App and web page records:
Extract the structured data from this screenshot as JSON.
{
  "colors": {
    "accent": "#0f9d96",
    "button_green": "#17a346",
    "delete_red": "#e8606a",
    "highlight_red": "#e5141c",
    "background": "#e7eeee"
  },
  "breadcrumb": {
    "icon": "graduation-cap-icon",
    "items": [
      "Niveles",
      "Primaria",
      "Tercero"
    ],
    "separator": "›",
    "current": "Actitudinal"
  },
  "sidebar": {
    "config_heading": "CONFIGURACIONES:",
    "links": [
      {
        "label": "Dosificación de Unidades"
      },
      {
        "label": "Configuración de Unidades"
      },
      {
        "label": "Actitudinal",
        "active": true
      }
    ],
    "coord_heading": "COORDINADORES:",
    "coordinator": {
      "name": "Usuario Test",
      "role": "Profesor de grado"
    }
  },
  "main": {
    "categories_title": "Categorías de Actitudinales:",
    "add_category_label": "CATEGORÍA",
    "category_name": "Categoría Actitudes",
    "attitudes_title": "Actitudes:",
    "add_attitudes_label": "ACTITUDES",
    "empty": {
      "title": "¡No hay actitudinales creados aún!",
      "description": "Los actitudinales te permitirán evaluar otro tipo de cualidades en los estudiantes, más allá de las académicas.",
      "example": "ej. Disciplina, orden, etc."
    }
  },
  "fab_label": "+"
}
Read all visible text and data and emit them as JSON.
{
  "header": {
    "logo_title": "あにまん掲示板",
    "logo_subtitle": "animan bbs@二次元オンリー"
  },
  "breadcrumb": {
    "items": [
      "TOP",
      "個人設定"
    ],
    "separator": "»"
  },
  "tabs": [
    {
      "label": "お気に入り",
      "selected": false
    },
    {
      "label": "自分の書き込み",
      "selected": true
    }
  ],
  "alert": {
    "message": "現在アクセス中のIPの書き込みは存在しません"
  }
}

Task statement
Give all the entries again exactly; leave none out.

Reply
Extract the structured data from this screenshot as JSON.
{
  "colors": {
    "accent": "#0f9d96",
    "button_green": "#17a346",
    "delete_red": "#e8606a",
    "highlight_red": "#e5141c",
    "background": "#e7eeee"
  },
  "breadcrumb": {
    "icon": "graduation-cap-icon",
    "items": [
      "Niveles",
      "Primaria",
      "Tercero"
    ],
    "separator": "›",
    "current": "Actitudinal"
  },
  "sidebar": {
    "config_heading": "CONFIGURACIONES:",
    "links": [
      {
        "label": "Dosificación de Unidades"
      },
      {
        "label": "Configuración de Unidades"
      },
      {
        "label": "Actitudinal",
        "active": true
      }
    ],
    "coord_heading": "COORDINADORES:",
    "coordinator": {
      "name": "Usuario Test",
      "role": "Profesor de grado"
    }
  },
  "main": {
    "categories_title": "Categorías de Actitudinales:",
    "add_category_label": "CATEGORÍA",
    "category_name": "Categoría Actitudes",
    "attitudes_title": "Actitudes:",
    "add_attitudes_label": "ACTITUDES",
    "empty": {
      "title": "¡No hay actitudinales creados aún!",
      "description": "Los actitudinales te permitirán evaluar otro tipo de cualidades en los estudiantes, más allá de las académicas.",
      "example": "ej. Disciplina, orden, etc."
    }
  },
  "fab_label": "+"
}
Read all visible text and data and emit them as JSON.
{
  "header": {
    "logo_title": "あにまん掲示板",
    "logo_subtitle": "animan bbs@二次元オンリー"
  },
  "breadcrumb": {
    "items": [
      "TOP",
      "個人設定"
    ],
    "separator": "»"
  },
  "tabs": [
    {
      "label": "お気に入り",
      "selected": false
    },
    {
      "label": "自分の書き込み",
      "selected": true
    }
  ],
  "alert": {
    "message": "現在アクセス中のIPの書き込みは存在しません"
  }
}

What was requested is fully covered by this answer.